If you are an employee, business deductions are limited to strictly business-related expenses that are not reimbursed by your employer. You must itemize your deductions, and they are subject to the usual itemized deduction limitations. You may deduct equipment costs (such as new skates or blade sharpening), special clothing, insurance, training sessions or seminars, and lessons. You may not deduct entertainment, car expenses (except actual mileage at the allowance rate), and other types of expenses. Don’t forget your IRA.
Paying taxes is part of the American way of life, but you are not required to pay more than the law demands. Take advantage of all your available deductions. Remember to pay yourself first by setting up an IRA or a retirement plan. You don’t have to put the entire amount in as a lump sum. Pay some in weekly or monthly. Set aside money for your taxes every week so that you don’t get caught short; a good rule of thumb is 20 percent of your net income.
April 15th is a good time to evaluate your financial status, so you don’t have to hate the date. Taxes will never be painless, but tax planning and knowledge can take away some of the sting.
IRS Criteria for Independent Contractor Status
1. Instruction – Independent contractors work how, when, and where they want.
2. Training – Independent contractors obtain their own training or are considered to be trained; they are not trained by the employer.
3. Integration – If your work is integrated into the employer’s workplace and not done on your own terms, you are an employee.
4. Services rendered personally – If you must personally render a service, you may be an employee; it depends on the circumstances.
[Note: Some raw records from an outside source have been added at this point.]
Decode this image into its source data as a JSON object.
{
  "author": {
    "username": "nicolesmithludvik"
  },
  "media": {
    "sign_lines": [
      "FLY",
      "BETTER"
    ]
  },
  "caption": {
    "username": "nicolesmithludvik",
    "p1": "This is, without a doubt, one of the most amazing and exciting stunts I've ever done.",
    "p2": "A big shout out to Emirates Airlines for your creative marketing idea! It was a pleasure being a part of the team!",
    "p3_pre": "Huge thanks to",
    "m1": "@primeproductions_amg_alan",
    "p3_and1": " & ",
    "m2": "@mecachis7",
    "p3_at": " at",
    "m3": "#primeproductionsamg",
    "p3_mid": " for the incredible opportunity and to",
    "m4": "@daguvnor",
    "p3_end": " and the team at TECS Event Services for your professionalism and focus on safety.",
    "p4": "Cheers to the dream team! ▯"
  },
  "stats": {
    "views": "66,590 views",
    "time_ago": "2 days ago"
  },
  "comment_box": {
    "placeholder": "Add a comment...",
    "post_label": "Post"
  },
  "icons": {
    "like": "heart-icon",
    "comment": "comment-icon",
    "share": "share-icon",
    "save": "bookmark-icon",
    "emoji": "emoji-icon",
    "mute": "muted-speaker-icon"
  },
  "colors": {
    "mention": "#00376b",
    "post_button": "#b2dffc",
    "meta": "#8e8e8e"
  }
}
Doctors, dentists, teachers and others usually must render services personally but are considered independent.
5. Hiring, supervising and paying assistants – If you do this instead of the employer, you are independent. You are also a boss.
6. Continuing relationship – If you work for the same person all the time, and for only that person, you’re an employee. As an instructor of private students, you work for the students, not the rink.
7. Set hours of work – If you have to punch in, you are an employee. If the rink only allows you to teach certain times, but you are free to work or not work, you are independent.
8. Full time required – If you work full time for one employer, you’re an employee. If there is only one rink in town and you teach there exclusively but not under the direction of rink management, you don’t work for the rink full time.
9. Doing work on employer’s premises – If you aren’t working for rink management, you can be independent.
10. Order or sequence set – If you teach as the rink tells you, you’re an employee. If you decide how to teach your students, you’re independent.
11. Oral or written reports – If you have to report progress to the rink (other than skating school), you’re an employee.
12. Payment by hour, week, month – If you get paid, even if you just hang around, you’re an employee. If you get paid by the job or on commission, you’re independent. A class counts as a job.
13. Payment of business and/or travel expenses – If an employer pays, you’re an employee. If you pay, you’re independent.
14. Furnishing tools and materials – If you use the rink’s skates or if the rink pays for your skates, you’re not independent.
15. Significant investment – Just paying the rink fees shows that you’re independent.
16. Realization of profit and loss – If you run the risk of losing money, you are independent. If the rink covers your losses, you’re an employee.
17. Working for more than one firm at a time – If you work for more than one rink you are independent. If you work for only one, you may be an employee. Is there more than one rink in town?
18. Making service available to general public – If you accept private students, you’re making your services available to the general public.
19. Right to discharge – If the rink can fire you if you violate rink policy or the contract expires, you’re an independent contractor.
20. Right to terminate – If you can leave without incurring liability, you may be an employee.
The above are guidelines only. A person does not have to meet all these criteria to be considered an independent contractor.